--- PROBLEM REQUIREMENTS ---
Search the entries below for the word "ключ" and copy each line that has it.

Element data from apps and pages:
====================

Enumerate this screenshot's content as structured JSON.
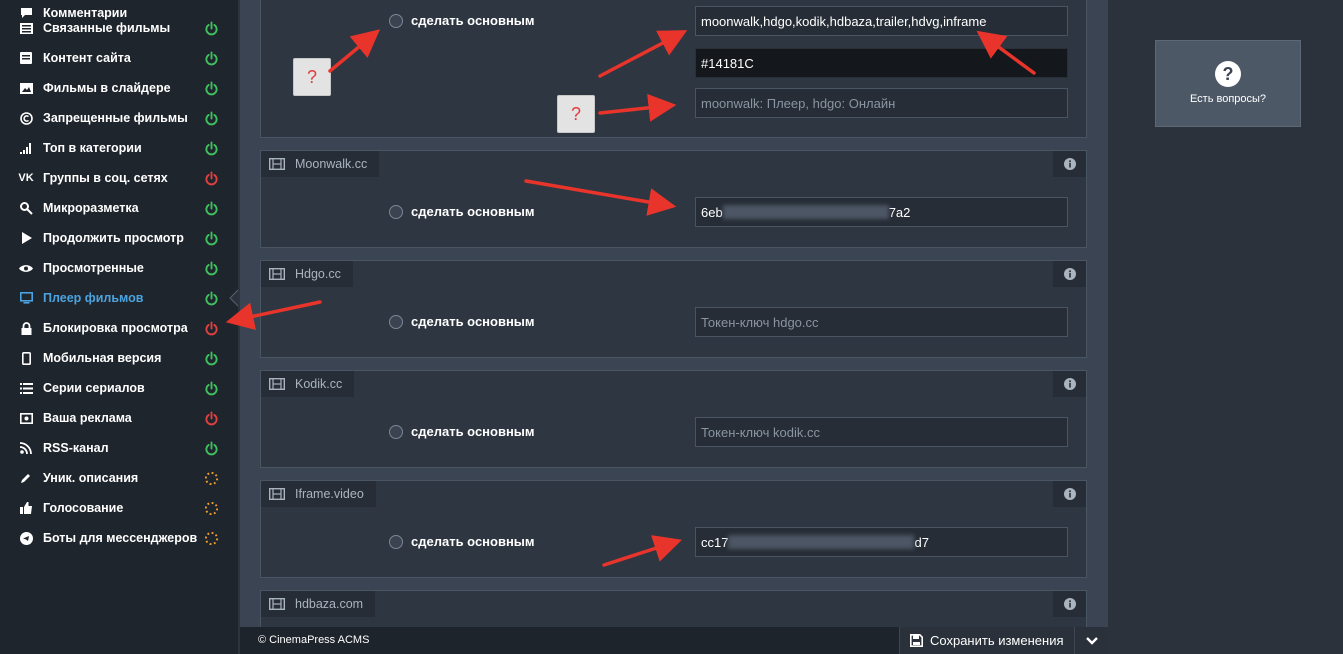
{
  "sidebar": {
    "items": [
      {
        "label": "Комментарии",
        "icon": "comments-icon",
        "status": "on"
      },
      {
        "label": "Связанные фильмы",
        "icon": "list-icon",
        "status": "on"
      },
      {
        "label": "Контент сайта",
        "icon": "content-icon",
        "status": "on"
      },
      {
        "label": "Фильмы в слайдере",
        "icon": "image-icon",
        "status": "on"
      },
      {
        "label": "Запрещенные фильмы",
        "icon": "copyright-icon",
        "status": "on"
      },
      {
        "label": "Топ в категории",
        "icon": "signal-icon",
        "status": "on"
      },
      {
        "label": "Группы в соц. сетях",
        "icon": "vk-icon",
        "status": "off"
      },
      {
        "label": "Микроразметка",
        "icon": "key-icon",
        "status": "on"
      },
      {
        "label": "Продолжить просмотр",
        "icon": "play-icon",
        "status": "on"
      },
      {
        "label": "Просмотренные",
        "icon": "eye-icon",
        "status": "on"
      },
      {
        "label": "Плеер фильмов",
        "icon": "monitor-icon",
        "status": "on",
        "active": true
      },
      {
        "label": "Блокировка просмотра",
        "icon": "lock-icon",
        "status": "off"
      },
      {
        "label": "Мобильная версия",
        "icon": "mobile-icon",
        "status": "on"
      },
      {
        "label": "Серии сериалов",
        "icon": "list-icon",
        "status": "on"
      },
      {
        "label": "Ваша реклама",
        "icon": "ad-icon",
        "status": "off"
      },
      {
        "label": "RSS-канал",
        "icon": "rss-icon",
        "status": "on"
      },
      {
        "label": "Уник. описания",
        "icon": "pencil-icon",
        "status": "loading"
      },
      {
        "label": "Голосование",
        "icon": "thumbs-up-icon",
        "status": "loading"
      },
      {
        "label": "Боты для мессенджеров",
        "icon": "telegram-icon",
        "status": "loading"
      }
    ]
  },
  "top_card": {
    "make_main_label": "сделать основным",
    "order_value": "moonwalk,hdgo,kodik,hdbaza,trailer,hdvg,inframe",
    "color_value": "#14181C",
    "names_placeholder": "moonwalk: Плеер, hdgo: Онлайн",
    "help_glyph": "?"
  },
  "players": [
    {
      "name": "Moonwalk.cc",
      "make_main_label": "сделать основным",
      "token_prefix": "6eb",
      "token_suffix": "7a2",
      "placeholder": ""
    },
    {
      "name": "Hdgo.cc",
      "make_main_label": "сделать основным",
      "token_prefix": "",
      "token_suffix": "",
      "placeholder": "Токен-ключ hdgo.cc"
    },
    {
      "name": "Kodik.cc",
      "make_main_label": "сделать основным",
      "token_prefix": "",
      "token_suffix": "",
      "placeholder": "Токен-ключ kodik.cc"
    },
    {
      "name": "Iframe.video",
      "make_main_label": "сделать основным",
      "token_prefix": "cc17",
      "token_suffix": "d7",
      "placeholder": ""
    },
    {
      "name": "hdbaza.com"
    }
  ],
  "footer": {
    "copyright": "© CinemaPress ACMS",
    "save_label": "Сохранить изменения"
  },
  "help": {
    "label": "Есть вопросы?",
    "glyph": "?"
  },
  "colors": {
    "status_on": "#3fbf5f",
    "status_off": "#e04040",
    "status_loading": "#f0a030",
    "accent": "#4aa3df",
    "annotation_arrow": "#e8342b"
  }
}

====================

--- WRITTEN SOLUTION ---
      "placeholder": "Токен-ключ hdgo.cc"
      "placeholder": "Токен-ключ kodik.cc"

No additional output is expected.